California has a no-fault divorce law, which means that neither party in the divorce needs to prove wrongdoing in order to dissolve the marriage. Essentially, the spouse seeking the divorce need only state that the two spouses have irreconcilable differences.
State law requires one or both of the parties to have lived in California for at least six months prior to filing for divorce and in their county for three months prior to filing. There is no requirement for one party to have the other party sign the divorce petition unless they respond to it.
What is an uncontested divorce?
An uncontested divorce occurs when the spouses or domestic partners agree on issues like property division and money. This may involve mediation or another dispute resolution process.
Some parties choose this process because it can save time and is less expensive than other options.

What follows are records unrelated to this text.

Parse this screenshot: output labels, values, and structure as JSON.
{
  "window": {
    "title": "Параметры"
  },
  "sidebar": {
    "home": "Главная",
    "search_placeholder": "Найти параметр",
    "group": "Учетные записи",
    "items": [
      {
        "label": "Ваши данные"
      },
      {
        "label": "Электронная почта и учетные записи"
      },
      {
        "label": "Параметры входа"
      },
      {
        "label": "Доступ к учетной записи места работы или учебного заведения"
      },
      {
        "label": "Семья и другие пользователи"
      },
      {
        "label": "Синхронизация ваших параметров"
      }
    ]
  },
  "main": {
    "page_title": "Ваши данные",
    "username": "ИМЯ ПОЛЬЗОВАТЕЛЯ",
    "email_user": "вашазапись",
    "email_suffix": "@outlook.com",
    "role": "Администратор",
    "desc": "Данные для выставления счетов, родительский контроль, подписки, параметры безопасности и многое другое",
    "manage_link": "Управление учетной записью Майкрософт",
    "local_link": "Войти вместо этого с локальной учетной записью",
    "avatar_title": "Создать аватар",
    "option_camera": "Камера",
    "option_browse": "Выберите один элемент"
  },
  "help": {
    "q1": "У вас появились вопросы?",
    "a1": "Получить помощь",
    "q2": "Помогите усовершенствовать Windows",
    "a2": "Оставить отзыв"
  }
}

The parties may also find that by participating in a divorce process outside of court, it limits the emotional toll of the proceedings.
What is a contested divorce?

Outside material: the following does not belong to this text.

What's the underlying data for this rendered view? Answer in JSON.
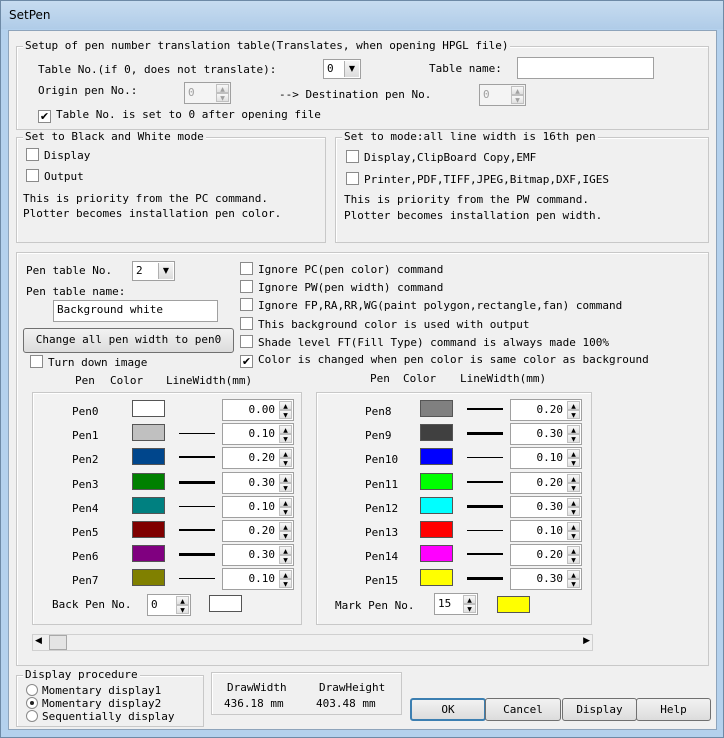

Sometimes when the parties cannot agree on a divorce settlement, they can only resolve their issues through litigation in a contested divorce.
A contested divorce occurs when a spouse or domestic partner files a petition for divorce and the other party disagrees with what they are asking for. This can be because they agree with some requests, but disagree with others or because they disagree with the entire request.

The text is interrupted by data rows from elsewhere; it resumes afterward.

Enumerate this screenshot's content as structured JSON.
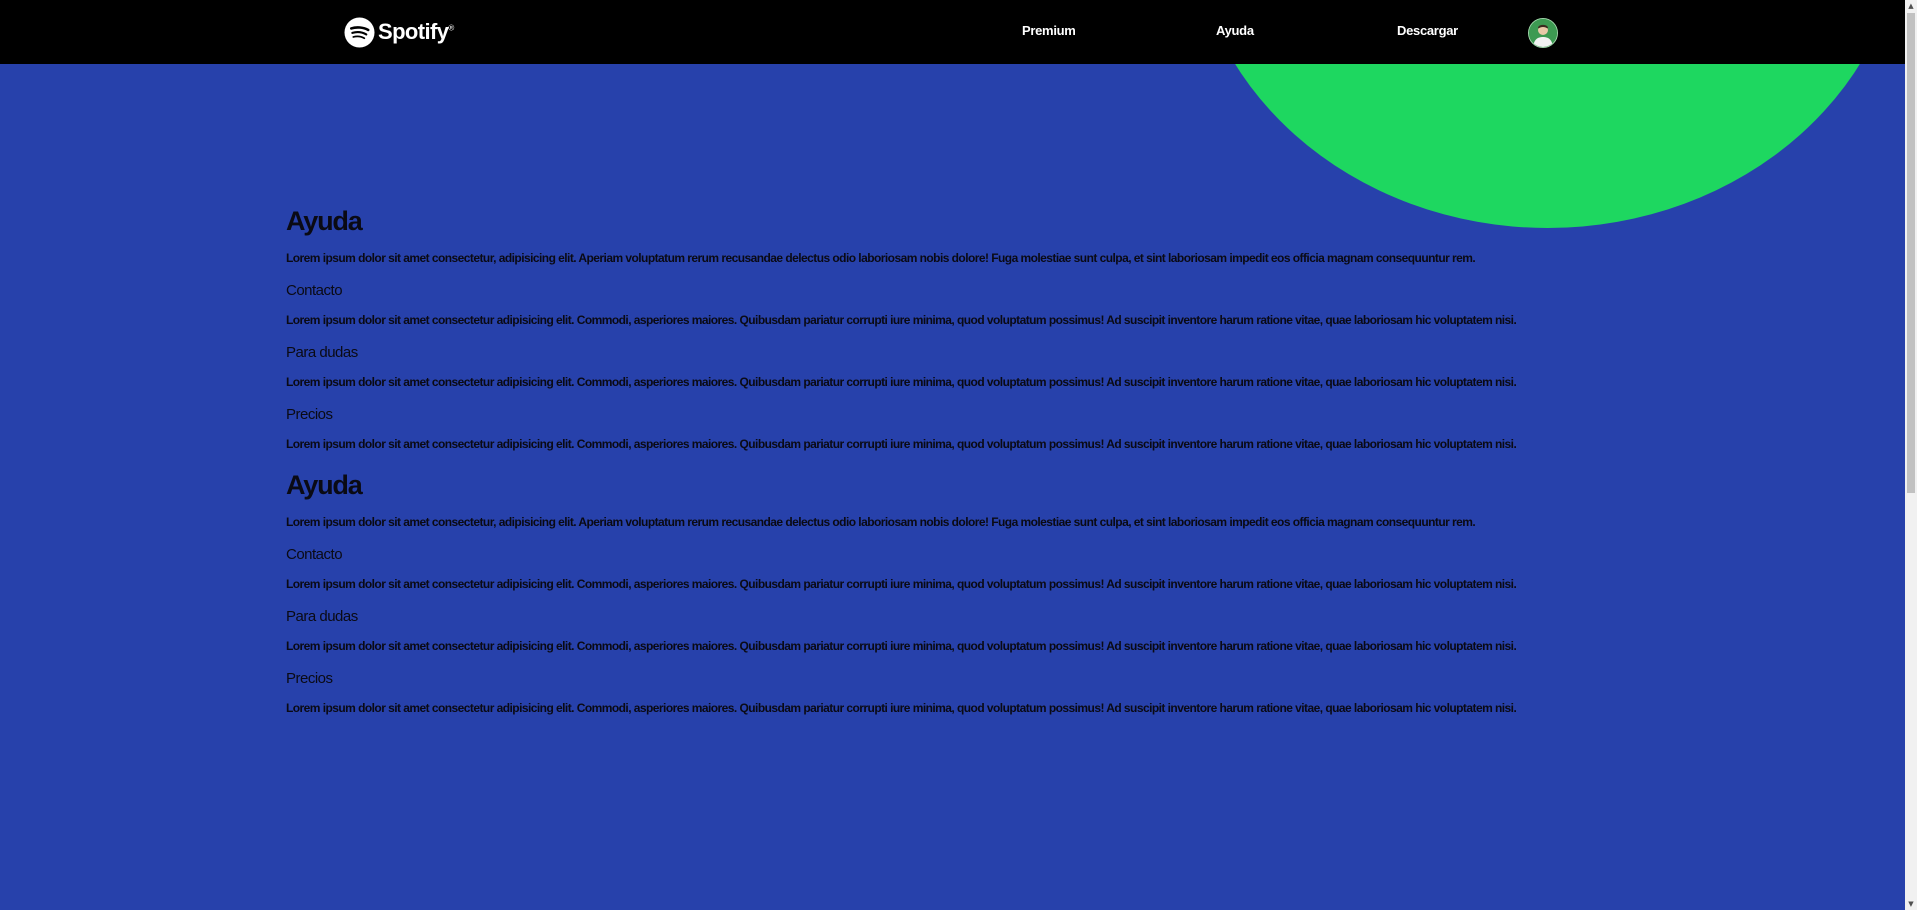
{
  "colors": {
    "background": "#2741ab",
    "navbar": "#000000",
    "accent_circle": "#1ed760",
    "text": "#0a0a14",
    "nav_text": "#ffffff"
  },
  "navbar": {
    "logo_text": "Spotify",
    "logo_mark": "®",
    "links": [
      {
        "label": "Premium",
        "icon": null
      },
      {
        "label": "Ayuda",
        "icon": null
      },
      {
        "label": "Descargar",
        "icon": null
      }
    ],
    "avatar_icon": "user-avatar-icon"
  },
  "sections": [
    {
      "title": "Ayuda",
      "intro": "Lorem ipsum dolor sit amet consectetur, adipisicing elit. Aperiam voluptatum rerum recusandae delectus odio laboriosam nobis dolore! Fuga molestiae sunt culpa, et sint laboriosam impedit eos officia magnam consequuntur rem.",
      "subsections": [
        {
          "heading": "Contacto",
          "text": "Lorem ipsum dolor sit amet consectetur adipisicing elit. Commodi, asperiores maiores. Quibusdam pariatur corrupti iure minima, quod voluptatum possimus! Ad suscipit inventore harum ratione vitae, quae laboriosam hic voluptatem nisi."
        },
        {
          "heading": "Para dudas",
          "text": "Lorem ipsum dolor sit amet consectetur adipisicing elit. Commodi, asperiores maiores. Quibusdam pariatur corrupti iure minima, quod voluptatum possimus! Ad suscipit inventore harum ratione vitae, quae laboriosam hic voluptatem nisi."
        },
        {
          "heading": "Precios",
          "text": "Lorem ipsum dolor sit amet consectetur adipisicing elit. Commodi, asperiores maiores. Quibusdam pariatur corrupti iure minima, quod voluptatum possimus! Ad suscipit inventore harum ratione vitae, quae laboriosam hic voluptatem nisi."
        }
      ]
    },
    {
      "title": "Ayuda",
      "intro": "Lorem ipsum dolor sit amet consectetur, adipisicing elit. Aperiam voluptatum rerum recusandae delectus odio laboriosam nobis dolore! Fuga molestiae sunt culpa, et sint laboriosam impedit eos officia magnam consequuntur rem.",
      "subsections": [
        {
          "heading": "Contacto",
          "text": "Lorem ipsum dolor sit amet consectetur adipisicing elit. Commodi, asperiores maiores. Quibusdam pariatur corrupti iure minima, quod voluptatum possimus! Ad suscipit inventore harum ratione vitae, quae laboriosam hic voluptatem nisi."
        },
        {
          "heading": "Para dudas",
          "text": "Lorem ipsum dolor sit amet consectetur adipisicing elit. Commodi, asperiores maiores. Quibusdam pariatur corrupti iure minima, quod voluptatum possimus! Ad suscipit inventore harum ratione vitae, quae laboriosam hic voluptatem nisi."
        },
        {
          "heading": "Precios",
          "text": "Lorem ipsum dolor sit amet consectetur adipisicing elit. Commodi, asperiores maiores. Quibusdam pariatur corrupti iure minima, quod voluptatum possimus! Ad suscipit inventore harum ratione vitae, quae laboriosam hic voluptatem nisi."
        }
      ]
    }
  ],
  "scrollbar": {
    "up_icon": "scroll-up-arrow-icon",
    "down_icon": "scroll-down-arrow-icon"
  }
}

The court will set a trial date and the parties may be required to participate in a settlement conference before the trial. During the trial, the court may make a decision about the distribution of marital assets and debts, among other issues.
A contested divorce can be difficult for all of the parties involved. An experienced attorney can offer advice to spouses and domestic partners about how to protect their rights and the interests of their children, how to file divorce paperwork and provide representation in court.